         Competitors may seek to gain information on product development,
          marketing strategies or critical vulnerabilities. Imagine the
     consequences of a concerted TEMPEST attack on Wall Street. How much are
      you going to offer for that stock next week? You need to buy how many
                               shares for control?


        Unscrupulous union negotiators may use TEMPEST technology to gain
      knowledge of a company's bargaining strategies and vulnerabilities. Is
      your company is having labor problems? Is your company is involved in
      any type of litigation or lawsuit with a union? Does your company have
                                layoffs pending?


     One of your company's employees might use TEMPEST technology on another
     to further his own career and to discredit his adversary. It would be a
        simple matter for an adversary to plant a mole in your company who
     could position TEMPEST monitoring equipment in the right direction even
     though they might not be allowed to enter a specific restricted area...

                             The Information Warrior:

      Brokers may profit from selling your company's secrets to the highest
       bidder, or maybe even to anyone who wants to know! Does your company
        have stock that is traded publicly?

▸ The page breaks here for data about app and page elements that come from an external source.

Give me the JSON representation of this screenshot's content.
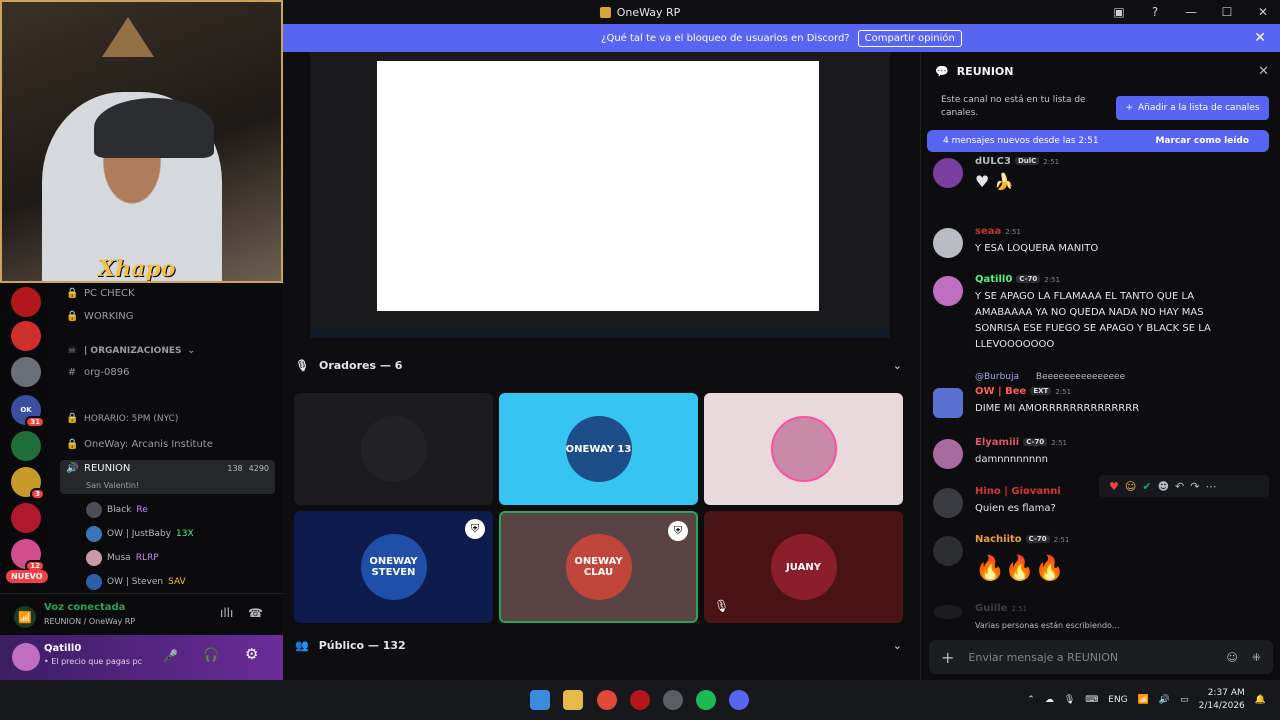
{
  "window": {
    "title": "OneWay RP"
  },
  "banner": {
    "text": "¿Qué tal te va el bloqueo de usuarios en Discord?",
    "button": "Compartir opinión"
  },
  "webcam": {
    "brand": "Xhapo"
  },
  "servers": [
    {
      "label": "",
      "color": "#b3161b",
      "badge": ""
    },
    {
      "label": "",
      "color": "#cf2e2e",
      "badge": ""
    },
    {
      "label": "",
      "color": "#6b6f78",
      "badge": ""
    },
    {
      "label": "OK",
      "color": "#3b4fa0",
      "badge": "31"
    },
    {
      "label": "",
      "color": "#1f6e3a",
      "badge": ""
    },
    {
      "label": "",
      "color": "#c79a2a",
      "badge": "3"
    },
    {
      "label": "",
      "color": "#b0182d",
      "badge": ""
    },
    {
      "label": "",
      "color": "#d24d8e",
      "badge": "12"
    }
  ],
  "nuevo": "NUEVO",
  "channels": {
    "pc_check": "PC CHECK",
    "working": "WORKING",
    "organizaciones": "| ORGANIZACIONES",
    "org": "org-0896",
    "horario": "HORARIO: 5PM (NYC)",
    "institute": "OneWay: Arcanis Institute",
    "voice_channel": "REUNION",
    "voice_sub": "San Valentin!",
    "voice_count_a": "138",
    "voice_count_b": "4290",
    "members": [
      {
        "name": "Black",
        "tag": "Re"
      },
      {
        "name": "OW | JustBaby",
        "tag": "13X"
      },
      {
        "name": "Musa",
        "tag": "RLRP"
      },
      {
        "name": "OW | Steven",
        "tag": "SAV"
      }
    ]
  },
  "voice_panel": {
    "status": "Voz conectada",
    "location": "REUNION / OneWay RP"
  },
  "user_panel": {
    "name": "Qatill0",
    "status": "• El precio que pagas pc"
  },
  "stage": {
    "speakers_label": "Oradores — 6",
    "public_label": "Público — 132",
    "tiles": [
      {
        "label": "",
        "bg": "#1c1c1e",
        "avatar": "#2a2a2c"
      },
      {
        "label": "ONEWAY 13",
        "bg": "#36c5f0",
        "avatar": "#1d4e8a"
      },
      {
        "label": "",
        "bg": "#e7d9dc",
        "avatar": "#c98aa8"
      },
      {
        "label": "ONEWAY STEVEN",
        "bg": "#0e1b4d",
        "avatar": "#1f4fa8"
      },
      {
        "label": "ONEWAY CLAU",
        "bg": "#5a4345",
        "avatar": "#c2453c"
      },
      {
        "label": "JUANY",
        "bg": "#4a1414",
        "avatar": "#8a1e2a"
      }
    ]
  },
  "chat": {
    "channel": "REUNION",
    "notice": "Este canal no está en tu lista de canales.",
    "add_button": "Añadir a la lista de canales",
    "new_messages": "4 mensajes nuevos desde las 2:51",
    "mark_read": "Marcar como leído",
    "messages": [
      {
        "name": "dULC3",
        "tag": "DulC",
        "time": "2:51",
        "text": "",
        "color": "#b5bac1",
        "avatar": "#7b3fa0"
      },
      {
        "name": "seaa",
        "tag": "",
        "time": "2:51",
        "text": "Y ESA LOQUERA MANITO",
        "color": "#c0392b",
        "avatar": "#b9bcc2"
      },
      {
        "name": "Qatill0",
        "tag": "C-70",
        "time": "2:51",
        "text": "Y SE APAGO LA FLAMAAA EL TANTO QUE LA AMABAAAA YA NO QUEDA NADA NO HAY MAS SONRISA ESE FUEGO SE APAGO Y BLACK SE LA LLEVOOOOOOO",
        "color": "#57f287",
        "avatar": "#c06fc0"
      },
      {
        "name": "OW | Bee",
        "tag": "EXT",
        "time": "2:51",
        "text": "DIME MI AMORRRRRRRRRRRRRR",
        "color": "#ff5a5a",
        "avatar": "#5a6fd0"
      },
      {
        "name": "Elyamiii",
        "tag": "C-70",
        "time": "2:51",
        "text": "damnnnnnnnn",
        "color": "#e0556b",
        "avatar": "#a86ba0"
      },
      {
        "name": "Hino | Giovanni",
        "tag": "",
        "time": "",
        "text": "Quien es flama?",
        "color": "#d9343a",
        "avatar": "#3a3b40"
      },
      {
        "name": "Nachiito",
        "tag": "C-70",
        "time": "2:51",
        "text": "🔥🔥🔥",
        "color": "#f0a03a",
        "avatar": "#2c2d31"
      },
      {
        "name": "Guille",
        "tag": "",
        "time": "2:51",
        "text": "",
        "color": "#6b6e75",
        "avatar": "#2c2d31"
      }
    ],
    "reply_snippet": "@Burbuja",
    "reply_text": "Beeeeeeeeeeeeeee",
    "typing": "Varias personas están escribiendo...",
    "input_placeholder": "Enviar mensaje a  REUNION"
  },
  "taskbar": {
    "lang": "ENG",
    "time": "2:37 AM",
    "date": "2/14/2026"
  }
}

Or will be soon? With TEMPEST
       technology there is nowhere to run...nowhere to hide...Keep in mind
      that anybody with money, power, influence, or sensitive information is
                                 at serious risk.

                           FINDINGS AND RECOMMENDATIONS

      Using simple off-the-shelf components with minor modifications we were
          able to monitor computer CRTs "at-will" in suburban and urban
       environments. We did not recreate the wheel. The TEMPEST monitoring
        premise is simple and anyone with a basic knowledge of electronics
             could construct such a device and use it with impunity.

      Our DataScan device differs from earlier models because of the unique
         signal amplification and directional antenna array used which we
                 believe enhances the collection process greatly.

     It appears from our research that most individuals and companies do not
        use TEMPEST certified equipment and most have never even heard of

       I believe the media should be made aware of the problem in hope that
      publicity about potential TEMPEST attacks will force the government to
         release the information necessary to allow private citizens and
          industry the means to properly secure their proprietary data.

                     Contact the author? [email protected]